The themes of God’s kingship and the eastern kingdom run throughout Scripture. God’s kingdom is a favorite motif of the psalmists and prophets, and was an especially comforting symbol to the Israelites who struggle under unjust and oppressive kings throughout history. In a general sense God is King over all creation because he made all things: “LORD of Armies, God of Israel, you are enthroned the angels. You alone are God of all the kingdoms of the world. You made heaven and earth” (2 Kings 19:15). Elsewhere we read, “Greatness power, splendor, glory, and majesty are yours, LORD, because Continue reading SIGNS AND SYMBOLS OF THE BIBLE (KINGDOM)
The Jordan River played an important role in a number of memorable events from both the Old Testament and the New Testament. It is known for being a fertile valley and an important landmark. The first mention of the Jordan occurs in the story of Abram and Lot, where Lot chose for himself “all the plan of Jordan” (Gen 13:11 KJV). The next time we come upon it, Jacob is wrestling with his adversary at the ford of the Jabbok, one of the major tributaries of the Jordan. Elsewhere the Jordan is crossed and is used as a place of baptism and provision. Continue reading SIGNS AND SYMBOLS OF THE BIBLE (JORDAN RIVER)
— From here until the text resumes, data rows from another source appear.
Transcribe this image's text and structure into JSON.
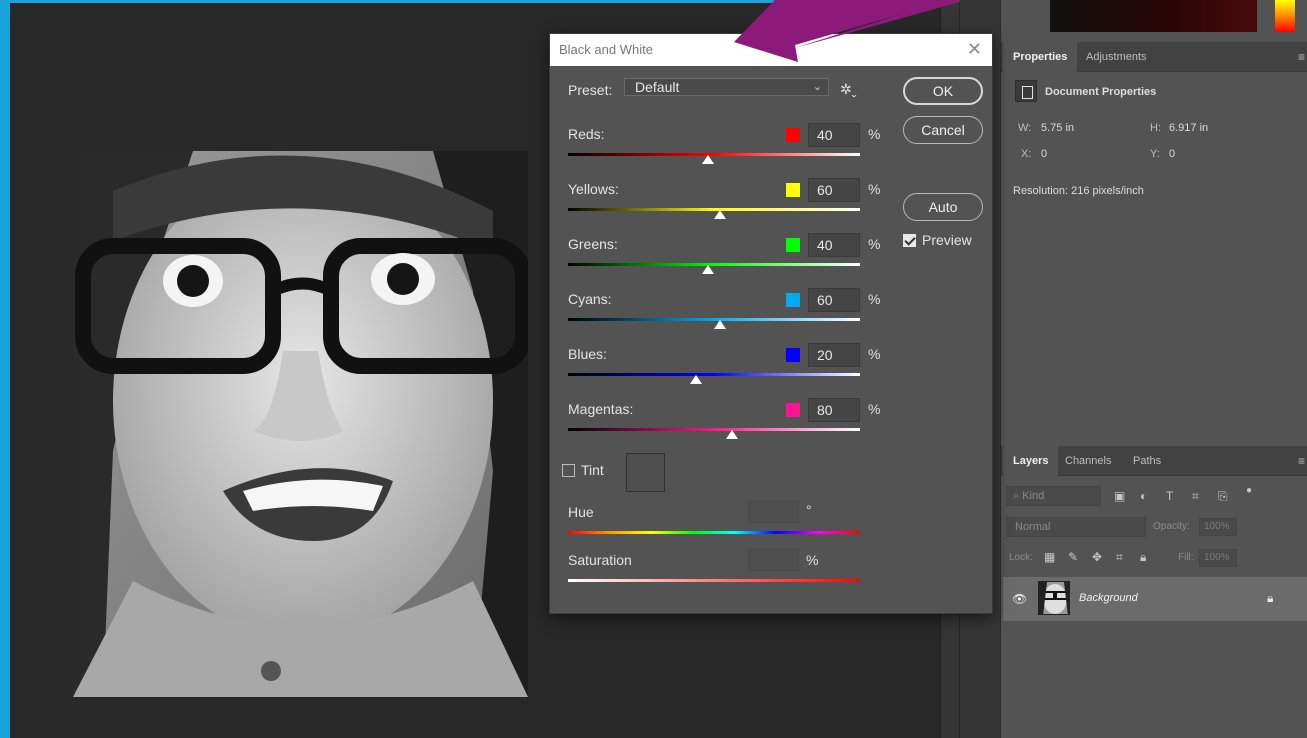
{
  "dialog": {
    "title": "Black and White",
    "preset_label": "Preset:",
    "preset_value": "Default",
    "ok_label": "OK",
    "cancel_label": "Cancel",
    "auto_label": "Auto",
    "preview_label": "Preview",
    "preview_checked": true,
    "tint_label": "Tint",
    "tint_checked": false,
    "hue_label": "Hue",
    "hue_unit": "°",
    "saturation_label": "Saturation",
    "saturation_unit": "%",
    "channels": [
      {
        "label": "Reds:",
        "value": "40",
        "unit": "%",
        "color": "#ff0000",
        "slider": 0.48
      },
      {
        "label": "Yellows:",
        "value": "60",
        "unit": "%",
        "color": "#ffff00",
        "slider": 0.52
      },
      {
        "label": "Greens:",
        "value": "40",
        "unit": "%",
        "color": "#00ff00",
        "slider": 0.48
      },
      {
        "label": "Cyans:",
        "value": "60",
        "unit": "%",
        "color": "#00aaee",
        "slider": 0.52
      },
      {
        "label": "Blues:",
        "value": "20",
        "unit": "%",
        "color": "#0000ff",
        "slider": 0.44
      },
      {
        "label": "Magentas:",
        "value": "80",
        "unit": "%",
        "color": "#ff1493",
        "slider": 0.56
      }
    ]
  },
  "properties_panel": {
    "tabs": [
      "Properties",
      "Adjustments"
    ],
    "active_tab": "Properties",
    "section_title": "Document Properties",
    "w_label": "W:",
    "w_value": "5.75 in",
    "h_label": "H:",
    "h_value": "6.917 in",
    "x_label": "X:",
    "x_value": "0",
    "y_label": "Y:",
    "y_value": "0",
    "resolution": "Resolution: 216 pixels/inch"
  },
  "layers_panel": {
    "tabs": [
      "Layers",
      "Channels",
      "Paths"
    ],
    "active_tab": "Layers",
    "kind_placeholder": "Kind",
    "blend_mode": "Normal",
    "opacity_label": "Opacity:",
    "opacity_value": "100%",
    "lock_label": "Lock:",
    "fill_label": "Fill:",
    "fill_value": "100%",
    "layer_name": "Background"
  },
  "colors": {
    "canvas_bg": "#282828",
    "panel_bg": "#535353",
    "frame_accent": "#1aa3d8",
    "arrow": "#8b1a7a"
  }
}
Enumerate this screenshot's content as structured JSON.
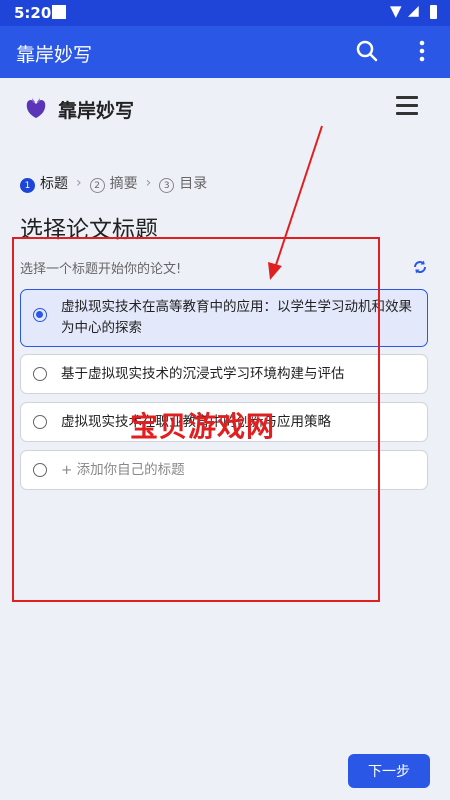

Garments are used as biblical symbols in almost as many ways as there are styles of clothing. Clothes are used as expression of socioeconomics status, spiritual well-being, and emotional state. They can protect, conceal, or display an inner reality of the wearer. They can last for a long time or wear out quickly (Neh 9:21; Matt 6:19). They can consist of leaves (Gen 3:7), animal skin (Gen 3:21; Matt 3:4), rags (Isa 64:6), pure white linen (Dan 7:9; Rev 19:14), or anything in between. They can be literal or figurative. Yet despite al this variety, the use of clothing as a symbol falls into a few set patterns that yield a wealth of insight. Continue reading SIGNS AND SYMBOLS OF THE BIBLE (CLOTHING)
The physical act of circumcision was a sign of the covenant between of God and Israel in which he had chosen them and promised to be their God for all generations (Gen 17:10-11; Acts 7:8). In this act, the foreskin of a male child’s penis was removed (Lev 12:3). More rarely, circumcision was performed on adults. When God made his covenant promises to Abraham, he insisted that they be sealed with the physical reminder that the Israelites were a people set apart. Those who failed to comply with this condition were excluded from covenant community (Gen 17:14; Exod 12:48). Continue reading SIGNS AND SYMBOLS OF THE BIBLE (CIRCUMSCISION)
Throughout Scripture we find the wonder and mystery of the human body, designed by God (Psa 139:13-15). Jesus created a body for himself, and Adam was the prototype. Paul described Jesus as “the image of the invisible God, the firstborn of all creation” (Col 1:15). Jesus chose the human body as the from or image he would live in while on his earth mission. Our bodies become symbolic reminders that we were designed with a purpose, shaped to bye the aware and obedient servants of God, the Maker of heaven and earth. Furthermore, the fact that Jesus took on human flesh shows that through the body is dust and is wasting away (Gen 3:19; 2 Cor 4:16), it is good and useful, part of what makes us human beings in the image of God. Continue reading SIGNS AND SYMBOLS OF THE BIBLE (BODY)